━━━━━ DATASET RECORDS ━━━━━

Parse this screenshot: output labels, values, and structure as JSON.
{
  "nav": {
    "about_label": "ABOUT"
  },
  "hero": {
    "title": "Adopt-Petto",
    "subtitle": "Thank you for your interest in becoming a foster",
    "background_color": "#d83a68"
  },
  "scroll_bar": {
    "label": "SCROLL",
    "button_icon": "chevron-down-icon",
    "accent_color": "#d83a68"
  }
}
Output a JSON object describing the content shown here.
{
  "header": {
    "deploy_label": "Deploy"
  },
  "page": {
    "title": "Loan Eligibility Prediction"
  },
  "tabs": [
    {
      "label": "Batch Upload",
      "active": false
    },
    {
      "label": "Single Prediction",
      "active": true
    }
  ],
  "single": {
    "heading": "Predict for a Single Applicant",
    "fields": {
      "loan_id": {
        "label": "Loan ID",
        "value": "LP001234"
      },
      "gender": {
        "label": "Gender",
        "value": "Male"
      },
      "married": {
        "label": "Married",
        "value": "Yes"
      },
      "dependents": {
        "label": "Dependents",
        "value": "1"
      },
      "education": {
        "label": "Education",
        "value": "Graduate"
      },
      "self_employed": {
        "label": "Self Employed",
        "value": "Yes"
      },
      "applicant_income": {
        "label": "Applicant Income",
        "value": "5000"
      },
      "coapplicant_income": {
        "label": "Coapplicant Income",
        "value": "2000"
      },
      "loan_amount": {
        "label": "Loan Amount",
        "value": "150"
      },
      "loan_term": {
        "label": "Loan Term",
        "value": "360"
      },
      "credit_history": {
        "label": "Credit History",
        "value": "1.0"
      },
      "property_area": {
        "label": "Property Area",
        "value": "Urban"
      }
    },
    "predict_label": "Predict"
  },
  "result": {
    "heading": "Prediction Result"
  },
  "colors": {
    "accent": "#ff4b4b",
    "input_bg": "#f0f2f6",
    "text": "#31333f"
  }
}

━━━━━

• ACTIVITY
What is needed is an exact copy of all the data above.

• ANSWER TO THIS EXERCISE
Parse this screenshot: output labels, values, and structure as JSON.
{
  "nav": {
    "about_label": "ABOUT"
  },
  "hero": {
    "title": "Adopt-Petto",
    "subtitle": "Thank you for your interest in becoming a foster",
    "background_color": "#d83a68"
  },
  "scroll_bar": {
    "label": "SCROLL",
    "button_icon": "chevron-down-icon",
    "accent_color": "#d83a68"
  }
}
Output a JSON object describing the content shown here.
{
  "header": {
    "deploy_label": "Deploy"
  },
  "page": {
    "title": "Loan Eligibility Prediction"
  },
  "tabs": [
    {
      "label": "Batch Upload",
      "active": false
    },
    {
      "label": "Single Prediction",
      "active": true
    }
  ],
  "single": {
    "heading": "Predict for a Single Applicant",
    "fields": {
      "loan_id": {
        "label": "Loan ID",
        "value": "LP001234"
      },
      "gender": {
        "label": "Gender",
        "value": "Male"
      },
      "married": {
        "label": "Married",
        "value": "Yes"
      },
      "dependents": {
        "label": "Dependents",
        "value": "1"
      },
      "education": {
        "label": "Education",
        "value": "Graduate"
      },
      "self_employed": {
        "label": "Self Employed",
        "value": "Yes"
      },
      "applicant_income": {
        "label": "Applicant Income",
        "value": "5000"
      },
      "coapplicant_income": {
        "label": "Coapplicant Income",
        "value": "2000"
      },
      "loan_amount": {
        "label": "Loan Amount",
        "value": "150"
      },
      "loan_term": {
        "label": "Loan Term",
        "value": "360"
      },
      "credit_history": {
        "label": "Credit History",
        "value": "1.0"
      },
      "property_area": {
        "label": "Property Area",
        "value": "Urban"
      }
    },
    "predict_label": "Predict"
  },
  "result": {
    "heading": "Prediction Result"
  },
  "colors": {
    "accent": "#ff4b4b",
    "input_bg": "#f0f2f6",
    "text": "#31333f"
  }
}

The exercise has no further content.